From Sarah's garden to yours
1. Grow what you love
Gardens are personal spaces and as such should reflect your personality. If you fill your garden with plants you love, you will be drawn to spending time in it. Caring for it becomes a joy and a labour of love, instead of a tedious chore that needs to be done, on a par with housework. A well-loved garden can bring many benefits for health and wellbeing to the gardener and anyone who visits.
2. Grow what suits your environment
There are many beautiful plants out there and it is easy to be tempted at the garden centre. However, not every plant is suited to your garden. No matter how much you try, if your environment isn’t favourable the plant will struggle to thrive. Understanding your conditions and what that means for the plants that go in your garden will help you to make realistic decisions in the garden centre, especially when you compare that knowledge with the specific needs of the plants you are considering. Matching the two will give you a garden full of happy healthy plants without the struggle of trying to keep them looking at their best.
3. If a plant is a pest or disease magnet, stop growing it.
Some plants seem to attract problems more than others. This can work to your advantage as a trap plant, drawing the problems away from your more desirable plants. However, if you find you are always reaching for the pest spray or have a disease-prone plant that is a favourite or a feature plant, take the hassle out of your garden care routine and pull it out. There will be hardier plants available that can take its place and reduce the time you need to worry about your garden problems.
4. Set up irrigation on a timer
A well-watered garden gives a lush verdant look. However, giving the garden the water it needs, especially in the height of summer, can be time consuming. The ideal time to water is in the early morning or early evening to reduce loss through evaporation. If you struggle to find the time to water often or water well, install irrigation and plan the perfect watering routine with a timer or water computer. This also has the added advantage of reducing over or under watering, so the plants stay healthy, and water isn’t wasted.
5. Mulch well
Mulching the garden is beneficial when creating a low maintenance garden. Not only will this contribute to the low maintenance required by retaining moisture and keeping weeds down, but it can influence the look of the garden by providing a nice backdrop to offset the plants. Mulch can be organic materials like bark or wood chips, pea straw or even a good thick layer of compost. You could also choose a layer of decorative stones or gravel chips. Avoid weed matting as it is detrimental to soil health and the environment. Always apply mulch after the soil has been deeply watered to lock in moisture. It may need topping up from time to time to refresh the protection and the appearance.

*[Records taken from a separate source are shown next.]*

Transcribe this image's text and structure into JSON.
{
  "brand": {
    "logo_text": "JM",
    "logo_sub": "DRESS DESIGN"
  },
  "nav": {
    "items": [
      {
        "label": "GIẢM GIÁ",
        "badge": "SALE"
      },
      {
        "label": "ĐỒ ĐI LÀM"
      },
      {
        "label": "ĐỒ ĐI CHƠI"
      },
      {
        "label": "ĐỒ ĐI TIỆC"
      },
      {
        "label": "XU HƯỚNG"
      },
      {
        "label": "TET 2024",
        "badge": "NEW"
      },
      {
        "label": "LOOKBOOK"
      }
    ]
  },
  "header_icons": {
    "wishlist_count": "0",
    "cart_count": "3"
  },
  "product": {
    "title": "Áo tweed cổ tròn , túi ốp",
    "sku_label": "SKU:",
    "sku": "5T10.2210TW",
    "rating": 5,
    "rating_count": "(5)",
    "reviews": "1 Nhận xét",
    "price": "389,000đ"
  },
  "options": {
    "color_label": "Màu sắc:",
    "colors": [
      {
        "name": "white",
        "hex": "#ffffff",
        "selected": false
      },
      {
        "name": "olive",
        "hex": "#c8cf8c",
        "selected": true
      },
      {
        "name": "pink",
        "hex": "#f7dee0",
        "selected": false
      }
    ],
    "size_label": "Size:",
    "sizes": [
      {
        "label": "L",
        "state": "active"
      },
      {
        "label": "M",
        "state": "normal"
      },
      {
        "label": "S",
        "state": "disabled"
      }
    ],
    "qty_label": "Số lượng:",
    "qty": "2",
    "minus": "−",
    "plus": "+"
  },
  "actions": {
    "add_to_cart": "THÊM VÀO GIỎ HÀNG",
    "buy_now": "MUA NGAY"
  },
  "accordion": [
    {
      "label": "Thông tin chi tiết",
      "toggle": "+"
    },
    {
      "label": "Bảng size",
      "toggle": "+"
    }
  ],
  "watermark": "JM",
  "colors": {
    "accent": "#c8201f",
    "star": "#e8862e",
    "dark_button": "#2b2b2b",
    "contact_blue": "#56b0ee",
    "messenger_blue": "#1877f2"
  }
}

6. Have structures in place to keep plants looking nice.
Plants are often the first thought when deciding what makes your garden a special place, but they needn’t be the only stars. A structure or feature such as a water feature, a brightly painted arch, or a statue or sculpture can help to provide interest all year round. The supports and trellises required to hold plants in place don’t need to be purely functional, they can be beautiful too. Well placed features can bring vitality to the garden, especially in winter when many of the plants fade away.
7. Check the garden often
It doesn’t take much for a garden to get out of hand with weeds and overgrown plants if it isn’t tended often. Don’t wait until you need a full weekend to sort out the garden. Like so many things in life, it is much easier to keep a garden in shape with a ‘little and often’ approach. Do a daily wander when you are relaxing, and pull small weeds and deadhead flowers as you go. This helps you to be present in the garden and notice everything going on from the new buds or delicious fragrance of a fresh bloom to the appearance of weeds or a cluster of aphids. Taking care of problems as soon as you see them is much easier to manage, and will help you feel more on top of your gardening.
8. Give plants the space they need
Plants have their own sense of space to grow to their full potential, so when planting small plants bear this in mind. Always check how high and how wide a plant will grow and give them what they need - if crammed in too close all of the plants will struggle. It is also sensible to choose plants that will grow to fit the space and not become over or under whelming.
9. Plant things that will give seasonal interest
Make sure your plant choices include something special for each season. It can be tempting to go out to the garden centre at the first sign of spring and buy enough plants to fill the garden, only to find once the season transitions into summer there is little interest remaining. Instead, go to the garden centre often throughout the year and add plants to the garden that will add interest for that season. While this may not sound like a ‘low maintenance’ strategy, an incremental approach will keep those big jobs at bay. You are also likely to find more interesting plants and ideas each time you visit, and many garden centres also have a café for refreshment or socialising while you are there! A good garden plan can help to provide a cohesive look throughout the entire year.
10. Feed often with a food suited to the plant
A happy plant is a healthy plant. There is an expression ‘spend a penny on the plant and a pound on the hole’ which means before planting anything make sure the soil is a well prepared home for the plant. Once the plant is established, regular feeding with a general fertiliser is a good plan for most, but some plants prefer a specific type of plant food to keep them looking at their best. Take the time to find out what nutrients your plants need to keep them thriving and healthy.